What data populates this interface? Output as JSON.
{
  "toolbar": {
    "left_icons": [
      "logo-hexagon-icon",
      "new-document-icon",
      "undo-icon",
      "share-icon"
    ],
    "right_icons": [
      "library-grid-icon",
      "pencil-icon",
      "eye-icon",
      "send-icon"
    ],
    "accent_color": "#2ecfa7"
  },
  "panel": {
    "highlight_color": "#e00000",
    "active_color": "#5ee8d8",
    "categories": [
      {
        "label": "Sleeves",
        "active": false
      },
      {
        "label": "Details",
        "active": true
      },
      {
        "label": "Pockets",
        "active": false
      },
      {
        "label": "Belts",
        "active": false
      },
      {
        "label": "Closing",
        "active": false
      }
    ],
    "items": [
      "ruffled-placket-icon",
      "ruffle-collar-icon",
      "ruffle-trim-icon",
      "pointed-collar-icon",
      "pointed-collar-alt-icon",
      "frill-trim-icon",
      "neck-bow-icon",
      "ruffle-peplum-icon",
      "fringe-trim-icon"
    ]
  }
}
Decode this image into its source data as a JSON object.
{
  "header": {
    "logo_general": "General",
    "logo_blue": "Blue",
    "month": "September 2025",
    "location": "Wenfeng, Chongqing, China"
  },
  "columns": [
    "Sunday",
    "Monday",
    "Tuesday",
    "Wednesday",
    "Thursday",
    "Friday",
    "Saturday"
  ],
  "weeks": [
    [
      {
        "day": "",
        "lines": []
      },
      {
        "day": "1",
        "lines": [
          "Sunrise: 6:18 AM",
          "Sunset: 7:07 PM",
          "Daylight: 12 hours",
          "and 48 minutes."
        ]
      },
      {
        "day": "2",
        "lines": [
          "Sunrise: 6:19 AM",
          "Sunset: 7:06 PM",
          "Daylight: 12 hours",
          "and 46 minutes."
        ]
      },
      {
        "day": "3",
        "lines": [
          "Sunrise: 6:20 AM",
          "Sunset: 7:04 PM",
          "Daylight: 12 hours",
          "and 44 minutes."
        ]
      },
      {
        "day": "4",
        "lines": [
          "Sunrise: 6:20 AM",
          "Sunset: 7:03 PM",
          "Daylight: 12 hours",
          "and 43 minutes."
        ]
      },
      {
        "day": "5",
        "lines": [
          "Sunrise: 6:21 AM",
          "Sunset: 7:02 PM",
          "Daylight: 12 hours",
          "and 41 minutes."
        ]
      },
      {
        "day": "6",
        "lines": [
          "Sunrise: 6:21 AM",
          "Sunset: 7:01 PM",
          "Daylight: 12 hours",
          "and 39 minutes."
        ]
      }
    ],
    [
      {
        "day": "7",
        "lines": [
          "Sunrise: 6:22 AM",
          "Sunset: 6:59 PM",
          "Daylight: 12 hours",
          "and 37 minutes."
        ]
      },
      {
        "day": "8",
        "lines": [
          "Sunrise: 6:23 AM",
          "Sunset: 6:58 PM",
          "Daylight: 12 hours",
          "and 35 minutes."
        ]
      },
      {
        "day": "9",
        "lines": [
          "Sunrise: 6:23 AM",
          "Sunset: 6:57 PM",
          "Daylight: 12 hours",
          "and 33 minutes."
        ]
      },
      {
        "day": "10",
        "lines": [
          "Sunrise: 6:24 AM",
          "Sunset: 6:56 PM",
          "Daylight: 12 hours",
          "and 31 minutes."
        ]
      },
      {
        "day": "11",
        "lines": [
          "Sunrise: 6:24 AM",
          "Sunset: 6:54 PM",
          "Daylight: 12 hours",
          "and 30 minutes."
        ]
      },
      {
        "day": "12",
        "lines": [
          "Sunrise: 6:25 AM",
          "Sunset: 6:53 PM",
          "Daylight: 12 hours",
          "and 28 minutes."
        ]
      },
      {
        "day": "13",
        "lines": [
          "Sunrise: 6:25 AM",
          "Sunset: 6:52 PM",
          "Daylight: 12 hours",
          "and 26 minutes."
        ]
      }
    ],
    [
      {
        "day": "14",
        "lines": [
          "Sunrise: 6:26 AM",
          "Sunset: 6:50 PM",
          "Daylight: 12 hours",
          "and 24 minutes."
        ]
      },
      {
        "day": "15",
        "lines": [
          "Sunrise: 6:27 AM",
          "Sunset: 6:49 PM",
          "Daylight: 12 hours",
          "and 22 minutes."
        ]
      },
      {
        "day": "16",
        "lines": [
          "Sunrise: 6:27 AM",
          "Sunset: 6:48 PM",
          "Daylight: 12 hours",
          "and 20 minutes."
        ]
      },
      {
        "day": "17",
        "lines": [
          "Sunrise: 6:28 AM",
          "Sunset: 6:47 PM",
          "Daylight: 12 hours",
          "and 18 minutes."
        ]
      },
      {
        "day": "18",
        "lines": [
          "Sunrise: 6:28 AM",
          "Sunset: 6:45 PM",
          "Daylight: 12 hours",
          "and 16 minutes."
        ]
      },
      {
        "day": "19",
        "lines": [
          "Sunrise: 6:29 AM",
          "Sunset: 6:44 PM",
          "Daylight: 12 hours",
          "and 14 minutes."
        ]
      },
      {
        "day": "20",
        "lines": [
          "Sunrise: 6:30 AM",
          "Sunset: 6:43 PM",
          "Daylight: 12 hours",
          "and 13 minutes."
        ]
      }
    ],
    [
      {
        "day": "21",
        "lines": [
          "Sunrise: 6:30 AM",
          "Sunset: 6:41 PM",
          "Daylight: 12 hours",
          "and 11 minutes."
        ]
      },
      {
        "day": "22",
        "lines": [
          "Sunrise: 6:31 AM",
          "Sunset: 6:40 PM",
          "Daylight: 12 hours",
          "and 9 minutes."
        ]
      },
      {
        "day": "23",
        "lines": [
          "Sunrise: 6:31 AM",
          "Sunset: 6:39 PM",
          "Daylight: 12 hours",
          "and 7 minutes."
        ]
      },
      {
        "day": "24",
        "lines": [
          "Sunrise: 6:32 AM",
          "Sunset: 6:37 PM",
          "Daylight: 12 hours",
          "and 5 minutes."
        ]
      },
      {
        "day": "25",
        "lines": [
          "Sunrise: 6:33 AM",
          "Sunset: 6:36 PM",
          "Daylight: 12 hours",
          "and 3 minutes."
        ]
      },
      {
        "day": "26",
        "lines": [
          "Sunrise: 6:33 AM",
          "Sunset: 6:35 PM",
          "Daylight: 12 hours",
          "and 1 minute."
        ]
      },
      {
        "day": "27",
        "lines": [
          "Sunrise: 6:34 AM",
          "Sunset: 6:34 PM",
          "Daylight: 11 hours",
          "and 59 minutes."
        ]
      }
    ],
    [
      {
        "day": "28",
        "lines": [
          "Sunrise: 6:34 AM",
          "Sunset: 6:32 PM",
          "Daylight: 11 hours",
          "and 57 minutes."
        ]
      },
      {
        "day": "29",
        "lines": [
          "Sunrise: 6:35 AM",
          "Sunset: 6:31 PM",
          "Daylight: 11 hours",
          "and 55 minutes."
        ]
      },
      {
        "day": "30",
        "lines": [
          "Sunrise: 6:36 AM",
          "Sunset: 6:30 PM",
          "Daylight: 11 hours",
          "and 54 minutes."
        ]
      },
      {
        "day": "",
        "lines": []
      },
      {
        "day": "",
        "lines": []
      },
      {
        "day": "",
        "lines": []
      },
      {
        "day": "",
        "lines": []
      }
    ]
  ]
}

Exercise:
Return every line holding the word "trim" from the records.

Finished task:
      "ruffle-trim-icon",
      "frill-trim-icon",
      "fringe-trim-icon"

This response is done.